*EXERCISE GOAL*:
Retype every entry exactly, character for character.

*RECORDS FOR PROCESSING*:

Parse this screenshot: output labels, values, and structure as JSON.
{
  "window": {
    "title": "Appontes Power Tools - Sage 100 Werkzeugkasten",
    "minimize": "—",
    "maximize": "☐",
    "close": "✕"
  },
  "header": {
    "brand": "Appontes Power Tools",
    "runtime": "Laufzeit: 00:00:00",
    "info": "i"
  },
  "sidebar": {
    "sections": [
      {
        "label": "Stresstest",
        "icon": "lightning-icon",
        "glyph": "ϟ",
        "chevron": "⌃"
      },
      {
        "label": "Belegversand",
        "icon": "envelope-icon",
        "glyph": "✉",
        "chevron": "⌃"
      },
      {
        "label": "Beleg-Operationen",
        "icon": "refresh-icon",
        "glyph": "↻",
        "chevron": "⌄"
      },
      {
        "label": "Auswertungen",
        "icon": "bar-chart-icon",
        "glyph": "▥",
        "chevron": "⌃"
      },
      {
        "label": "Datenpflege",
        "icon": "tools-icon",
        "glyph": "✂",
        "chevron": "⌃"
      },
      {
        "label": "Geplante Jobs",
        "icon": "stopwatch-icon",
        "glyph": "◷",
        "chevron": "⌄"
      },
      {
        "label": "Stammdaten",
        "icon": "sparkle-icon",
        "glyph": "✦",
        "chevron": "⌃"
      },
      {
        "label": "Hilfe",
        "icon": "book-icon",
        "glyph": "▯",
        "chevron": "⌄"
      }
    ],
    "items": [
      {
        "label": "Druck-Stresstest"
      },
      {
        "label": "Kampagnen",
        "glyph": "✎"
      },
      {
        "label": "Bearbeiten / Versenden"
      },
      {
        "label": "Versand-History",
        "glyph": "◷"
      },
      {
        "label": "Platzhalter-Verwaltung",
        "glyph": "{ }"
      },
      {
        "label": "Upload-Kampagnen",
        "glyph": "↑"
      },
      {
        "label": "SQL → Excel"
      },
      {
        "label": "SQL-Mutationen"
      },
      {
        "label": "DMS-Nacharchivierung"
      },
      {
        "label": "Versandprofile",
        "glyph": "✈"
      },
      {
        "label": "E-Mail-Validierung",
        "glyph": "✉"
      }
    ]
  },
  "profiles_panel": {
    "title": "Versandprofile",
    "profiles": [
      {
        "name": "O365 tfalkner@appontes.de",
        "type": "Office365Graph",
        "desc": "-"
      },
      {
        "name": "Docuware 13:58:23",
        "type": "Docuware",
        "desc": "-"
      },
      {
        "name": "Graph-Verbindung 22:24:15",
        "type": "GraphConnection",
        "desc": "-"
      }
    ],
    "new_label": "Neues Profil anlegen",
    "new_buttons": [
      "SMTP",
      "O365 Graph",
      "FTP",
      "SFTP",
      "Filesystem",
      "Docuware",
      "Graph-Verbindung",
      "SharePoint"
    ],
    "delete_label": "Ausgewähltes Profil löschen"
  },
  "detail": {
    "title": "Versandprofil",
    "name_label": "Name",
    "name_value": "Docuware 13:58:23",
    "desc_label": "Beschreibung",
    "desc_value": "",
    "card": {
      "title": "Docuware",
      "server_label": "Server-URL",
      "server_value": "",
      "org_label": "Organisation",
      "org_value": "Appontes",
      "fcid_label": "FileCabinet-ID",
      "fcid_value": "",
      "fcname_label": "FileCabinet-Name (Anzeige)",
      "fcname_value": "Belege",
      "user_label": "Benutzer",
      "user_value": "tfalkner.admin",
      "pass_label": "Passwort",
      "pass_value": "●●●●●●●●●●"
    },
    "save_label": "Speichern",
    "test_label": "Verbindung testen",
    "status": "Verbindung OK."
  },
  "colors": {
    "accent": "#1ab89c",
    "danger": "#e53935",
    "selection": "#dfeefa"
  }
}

*RESULT OF THE EXERCISE*:
Parse this screenshot: output labels, values, and structure as JSON.
{
  "window": {
    "title": "Appontes Power Tools - Sage 100 Werkzeugkasten",
    "minimize": "—",
    "maximize": "☐",
    "close": "✕"
  },
  "header": {
    "brand": "Appontes Power Tools",
    "runtime": "Laufzeit: 00:00:00",
    "info": "i"
  },
  "sidebar": {
    "sections": [
      {
        "label": "Stresstest",
        "icon": "lightning-icon",
        "glyph": "ϟ",
        "chevron": "⌃"
      },
      {
        "label": "Belegversand",
        "icon": "envelope-icon",
        "glyph": "✉",
        "chevron": "⌃"
      },
      {
        "label": "Beleg-Operationen",
        "icon": "refresh-icon",
        "glyph": "↻",
        "chevron": "⌄"
      },
      {
        "label": "Auswertungen",
        "icon": "bar-chart-icon",
        "glyph": "▥",
        "chevron": "⌃"
      },
      {
        "label": "Datenpflege",
        "icon": "tools-icon",
        "glyph": "✂",
        "chevron": "⌃"
      },
      {
        "label": "Geplante Jobs",
        "icon": "stopwatch-icon",
        "glyph": "◷",
        "chevron": "⌄"
      },
      {
        "label": "Stammdaten",
        "icon": "sparkle-icon",
        "glyph": "✦",
        "chevron": "⌃"
      },
      {
        "label": "Hilfe",
        "icon": "book-icon",
        "glyph": "▯",
        "chevron": "⌄"
      }
    ],
    "items": [
      {
        "label": "Druck-Stresstest"
      },
      {
        "label": "Kampagnen",
        "glyph": "✎"
      },
      {
        "label": "Bearbeiten / Versenden"
      },
      {
        "label": "Versand-History",
        "glyph": "◷"
      },
      {
        "label": "Platzhalter-Verwaltung",
        "glyph": "{ }"
      },
      {
        "label": "Upload-Kampagnen",
        "glyph": "↑"
      },
      {
        "label": "SQL → Excel"
      },
      {
        "label": "SQL-Mutationen"
      },
      {
        "label": "DMS-Nacharchivierung"
      },
      {
        "label": "Versandprofile",
        "glyph": "✈"
      },
      {
        "label": "E-Mail-Validierung",
        "glyph": "✉"
      }
    ]
  },
  "profiles_panel": {
    "title": "Versandprofile",
    "profiles": [
      {
        "name": "O365 tfalkner@appontes.de",
        "type": "Office365Graph",
        "desc": "-"
      },
      {
        "name": "Docuware 13:58:23",
        "type": "Docuware",
        "desc": "-"
      },
      {
        "name": "Graph-Verbindung 22:24:15",
        "type": "GraphConnection",
        "desc": "-"
      }
    ],
    "new_label": "Neues Profil anlegen",
    "new_buttons": [
      "SMTP",
      "O365 Graph",
      "FTP",
      "SFTP",
      "Filesystem",
      "Docuware",
      "Graph-Verbindung",
      "SharePoint"
    ],
    "delete_label": "Ausgewähltes Profil löschen"
  },
  "detail": {
    "title": "Versandprofil",
    "name_label": "Name",
    "name_value": "Docuware 13:58:23",
    "desc_label": "Beschreibung",
    "desc_value": "",
    "card": {
      "title": "Docuware",
      "server_label": "Server-URL",
      "server_value": "",
      "org_label": "Organisation",
      "org_value": "Appontes",
      "fcid_label": "FileCabinet-ID",
      "fcid_value": "",
      "fcname_label": "FileCabinet-Name (Anzeige)",
      "fcname_value": "Belege",
      "user_label": "Benutzer",
      "user_value": "tfalkner.admin",
      "pass_label": "Passwort",
      "pass_value": "●●●●●●●●●●"
    },
    "save_label": "Speichern",
    "test_label": "Verbindung testen",
    "status": "Verbindung OK."
  },
  "colors": {
    "accent": "#1ab89c",
    "danger": "#e53935",
    "selection": "#dfeefa"
  }
}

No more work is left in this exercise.